16. Laser Foil Printing
Laser foil printing combines laser engraving with foil transfer to create vibrant metallic designs on various materials, including leather, paper, and fabrics.
17 . Subsurface Laser Engraving
Subsurface laser engraving, also known as D crystal engraving, creates intricate designs within transparent materials like glass and crystal, adding a mesmerizing visual effect.
18. Laser Annealing
Laser annealing modifies the surface properties of metals, creating durable and visually appealing engravings. This technique is used in the aerospace and automotive industries for part identification and labelling.
19 . The Future of Laser Engraving
The field of laser engraving is constantly evolving, and innovative technologies are paving the way for exciting advancements. Discover the potential of laser engraving in the coming years and its impact on various industries.
In conclusion, the exploration of different laser engraving techniques reveals a diverse and versatile array of methods for precision marking and customization across various materials. From traditional CO lasers to advanced fibre and diode lasers, each technique offers unique advantages in terms of speed, precision, and compatibility with different materials.
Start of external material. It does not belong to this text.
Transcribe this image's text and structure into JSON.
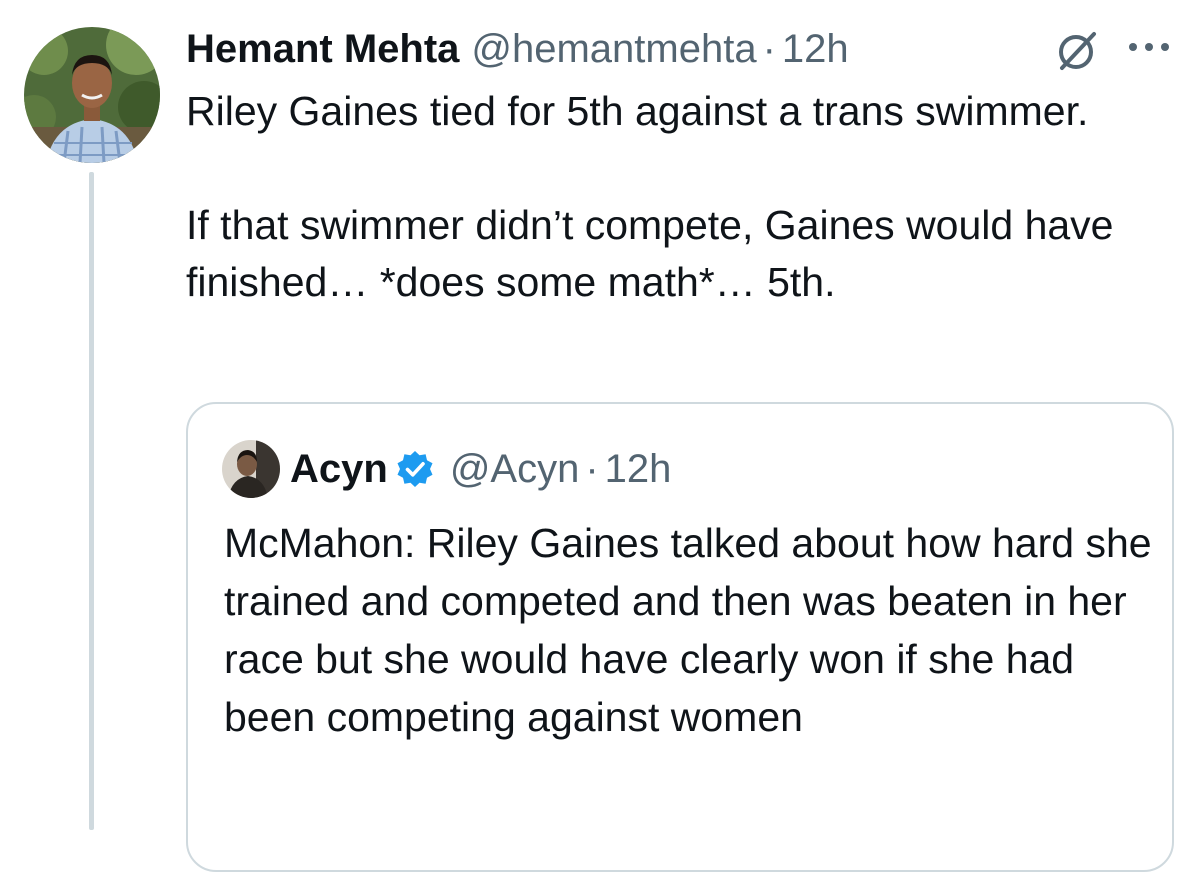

Laser engraving has emerged as a key technology in industries like manufacturing, art, and personalization, enabling intricate designs, branding, and product identification. As technology continues to evolve, we can expect even more innovative laser engraving techniques to further revolutionize the field and open up new possibilities for creative expression and industrial applications.